Solution: Make sure you have a solid accountant who can help you plan for taxes and help you set aside enough money to pay your piece of the pie to the government when it comes time.

Challenge #5: Keeping Your Sanity

Finally, the toughest of all of the challenges you’ll face in the fitness business is keeping your sanity! Running a business and building a team can be challenging. It will require a lot of your time, and it can put a lot of pressure on you as the business owner.

The sooner that you accept that you are not immune to these challenges in the fitness business, the sooner you will be able to learn how to deal with them so that they don’t drive you crazy.

There are 4 key steps to keeping yourself on track:
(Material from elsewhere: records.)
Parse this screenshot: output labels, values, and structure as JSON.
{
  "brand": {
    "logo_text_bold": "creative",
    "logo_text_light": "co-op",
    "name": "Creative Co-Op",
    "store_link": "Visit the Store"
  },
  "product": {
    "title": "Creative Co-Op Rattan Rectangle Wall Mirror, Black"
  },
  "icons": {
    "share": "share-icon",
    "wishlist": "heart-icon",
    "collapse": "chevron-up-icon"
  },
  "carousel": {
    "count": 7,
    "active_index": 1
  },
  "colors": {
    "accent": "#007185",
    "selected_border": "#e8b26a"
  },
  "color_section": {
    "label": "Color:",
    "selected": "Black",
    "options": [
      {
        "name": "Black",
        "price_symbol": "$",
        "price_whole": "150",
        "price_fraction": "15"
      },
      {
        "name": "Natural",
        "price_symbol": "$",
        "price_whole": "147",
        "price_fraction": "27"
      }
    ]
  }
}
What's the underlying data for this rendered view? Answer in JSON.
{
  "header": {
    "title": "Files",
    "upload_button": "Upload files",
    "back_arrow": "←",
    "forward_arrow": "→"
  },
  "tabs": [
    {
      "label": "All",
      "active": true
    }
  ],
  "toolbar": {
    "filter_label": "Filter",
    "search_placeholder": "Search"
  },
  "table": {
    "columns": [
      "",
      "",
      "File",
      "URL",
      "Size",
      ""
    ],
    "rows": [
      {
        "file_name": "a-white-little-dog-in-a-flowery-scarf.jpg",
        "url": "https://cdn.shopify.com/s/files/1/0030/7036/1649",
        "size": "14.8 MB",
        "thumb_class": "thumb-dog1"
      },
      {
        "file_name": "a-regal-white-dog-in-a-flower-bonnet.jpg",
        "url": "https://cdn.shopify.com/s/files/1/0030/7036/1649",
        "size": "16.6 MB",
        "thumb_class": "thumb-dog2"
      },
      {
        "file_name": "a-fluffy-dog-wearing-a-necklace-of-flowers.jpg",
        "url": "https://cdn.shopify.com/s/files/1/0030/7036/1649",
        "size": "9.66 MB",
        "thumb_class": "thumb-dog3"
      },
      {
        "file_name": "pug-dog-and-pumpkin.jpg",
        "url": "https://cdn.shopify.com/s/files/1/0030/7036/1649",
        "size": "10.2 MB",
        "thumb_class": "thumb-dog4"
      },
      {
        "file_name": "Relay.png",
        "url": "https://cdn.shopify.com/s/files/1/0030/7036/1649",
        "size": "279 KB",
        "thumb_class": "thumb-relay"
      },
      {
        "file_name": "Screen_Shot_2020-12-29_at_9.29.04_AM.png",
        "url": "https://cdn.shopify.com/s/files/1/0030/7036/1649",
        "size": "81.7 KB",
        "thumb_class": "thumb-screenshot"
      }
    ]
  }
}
  1. Know your vision
  2. Know your priorities
  3. Be thorough
  4. Be complete

Know Your Vision

As you build and grow your business, the first step is knowing where you want to go and being able to share that with your team. Your vision helps you determine what opportunities to take and what issues to solve first. Know where you want to go and then set the plan in place to get there!

Know Your Priorities

As a business owner, everything seems like a priority. There are fires to be put out each day and a long, long list of to-dos that will never end. Your time is valuable, and you can’t possibly get it all done. And you don’t have to!

Each day, determine your priorities, and make sure that they align with your vision. If you do this, you will be able to focus on the things that will move your business forward and not get caught up in the urgent issues or opportunities that pull you off track.

Be Thorough & Complete

Don’t just solve problems; you need to be thorough and complete with your priorities. Do your research, make decisions based on facts and numbers, and see it through so that it is done. If you are solving a problem, make sure you create a solution that ensures you avoid having to fix it again later. Investing a few more hours of your time now can save you dozens or even hundreds of hours in the future.

Plan Downtime

The last piece of advice for maintaining your sanity is to plan downtime for yourself and time with your family. It’s likely that you will carry the business with you everywhere you go. You are always thinking about the problems you are facing and coming up with new ideas you want to get to work on right now.

5 Challenges You'll Face in the Fitness Business_restHowever, for you to be the most effective business owner, you need to be performing at your best. For most high performers, that requires a significant amount of downtime so that you can think and recharge. Most business owners never realize their full potential because they are running at 50-60% all the time. They are drained and worn out.

Ensure that you build in downtime to recharge and focus on spending time with your family and friends. Your business should serve you just as much as it serves your clients and your team.

Ensure that you build in downtime to recharge and focus on spending time with your family and friends.

You Don’t Have To Face Your Business Challenges Alone…

We have worked with thousands of fitness professionals and business owners all around the world. We’ve seen trends and what most successful fit pros have in common. (Hint: It’s NOT just about outworking your competition).